Feske

Calcium Movements

A rush of calcium is an immune cell’s signal to get to work. A recent study from School of Medicine researchers shows how a mutation in one of the genes controlling the movement of calcium caused a devastating autoimmune disease in three children from the same family.

Prostate Cancer

When “PC” Means Something Else

PSA testing is the primary screening tool for prostate cancer, but medical societies disagree about the value of routine screening, especially in men older than 75. Until a better screen comes along, what should men do? Here’s some straight talk from the chairman of urology.

Neuronal Birthdays

Neuronal Birthdays

A neuron’s birth date is the key to its identity. However, when there are billions of cells in the developing brain, how do you figure out when a specific neuron is born? A neurodevelopmental biologist has created novel methods for tracking the birth of specific neurons in mice.
polarity

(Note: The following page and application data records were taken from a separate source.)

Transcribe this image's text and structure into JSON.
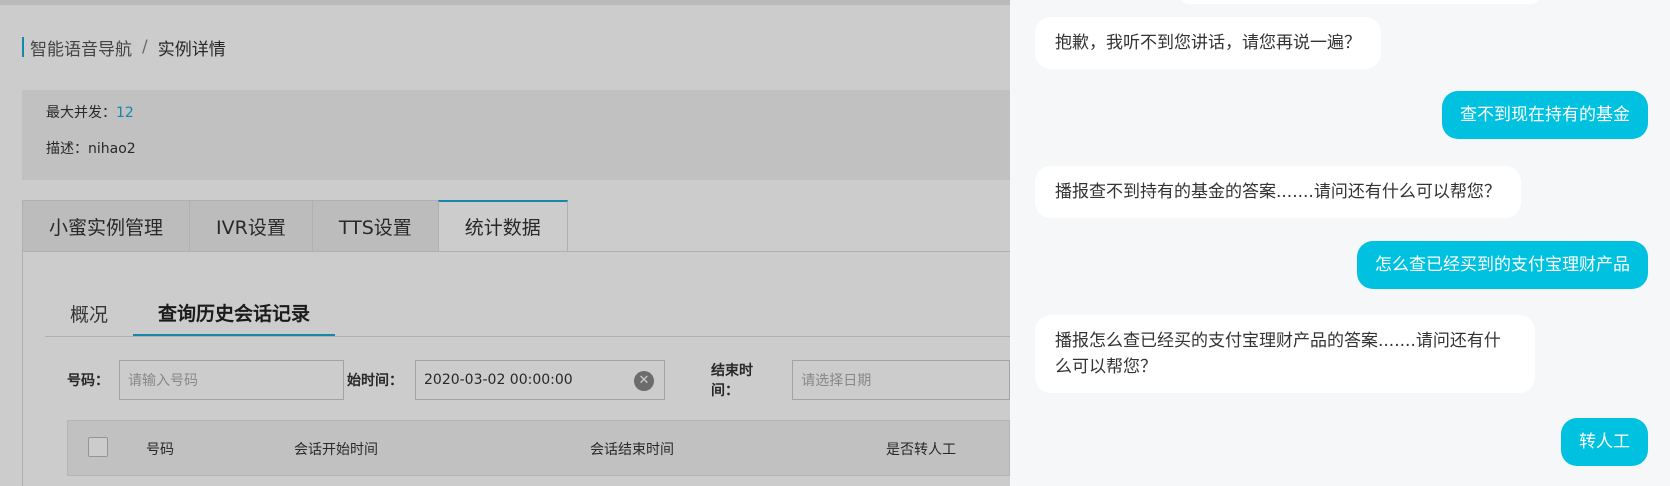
{
  "breadcrumb": {
    "parent": "智能语音导航",
    "separator": "/",
    "current": "实例详情"
  },
  "info": {
    "max_concurrency_label": "最大并发：",
    "max_concurrency_value": "12",
    "description_label": "描述：",
    "description_value": "nihao2"
  },
  "tabs": [
    "小蜜实例管理",
    "IVR设置",
    "TTS设置",
    "统计数据"
  ],
  "active_tab": "统计数据",
  "subtabs": [
    "概况",
    "查询历史会话记录"
  ],
  "active_subtab": "查询历史会话记录",
  "filters": {
    "phone_label": "号码：",
    "phone_placeholder": "请输入号码",
    "start_label": "始时间：",
    "start_value": "2020-03-02 00:00:00",
    "end_label": "结束时间：",
    "end_placeholder": "请选择日期"
  },
  "table": {
    "columns": [
      "号码",
      "会话开始时间",
      "会话结束时间",
      "是否转人工"
    ]
  },
  "chat": {
    "messages": [
      {
        "role": "bot",
        "text": "抱歉，我听不到您讲话，请您再说一遍？"
      },
      {
        "role": "user",
        "text": "查不到现在持有的基金"
      },
      {
        "role": "bot",
        "text": "播报查不到持有的基金的答案.......请问还有什么可以帮您？"
      },
      {
        "role": "user",
        "text": "怎么查已经买到的支付宝理财产品"
      },
      {
        "role": "bot",
        "text": "播报怎么查已经买的支付宝理财产品的答案.......请问还有什么可以帮您？"
      },
      {
        "role": "user",
        "text": "转人工"
      }
    ]
  },
  "colors": {
    "accent": "#1aa9d6",
    "user_bubble": "#00c2e0",
    "drawer_bg": "#f6f7f9"
  }
}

Early Cellular Movements

Developmental geneticists investigate how embryos develop into organisms. The long-term goal is to decipher the genetic programs that regulate development and to understand how those might go awry in disease. Recent research with the nematode C. elegans reveals how a genetic signal helps early embryonic cells move to an appropriate position in the embryo.

Supplements

Toss the Supplements?

High levels of homocysteine are linked to heart disease, but it wasn’t known whether lowering the levels would benefit patients with advanced chronic kidney or end-stage kidney disease. A recent study shows that administering high doses of folic acid and B vitamins to reduce homocysteine levels doesn’t help these patients.

A Notorious Bacterium

Staphylococcus aureus is a notorious bacterium that is the scourge of hospitals nationwide. Recent research is revealing how the bacterium controls expression of its genes for virulence (ability to cause infection). This work may eventually lead to a way of breaking the circuit—in effect, disarming S. aureus until the host immune system can knock it out.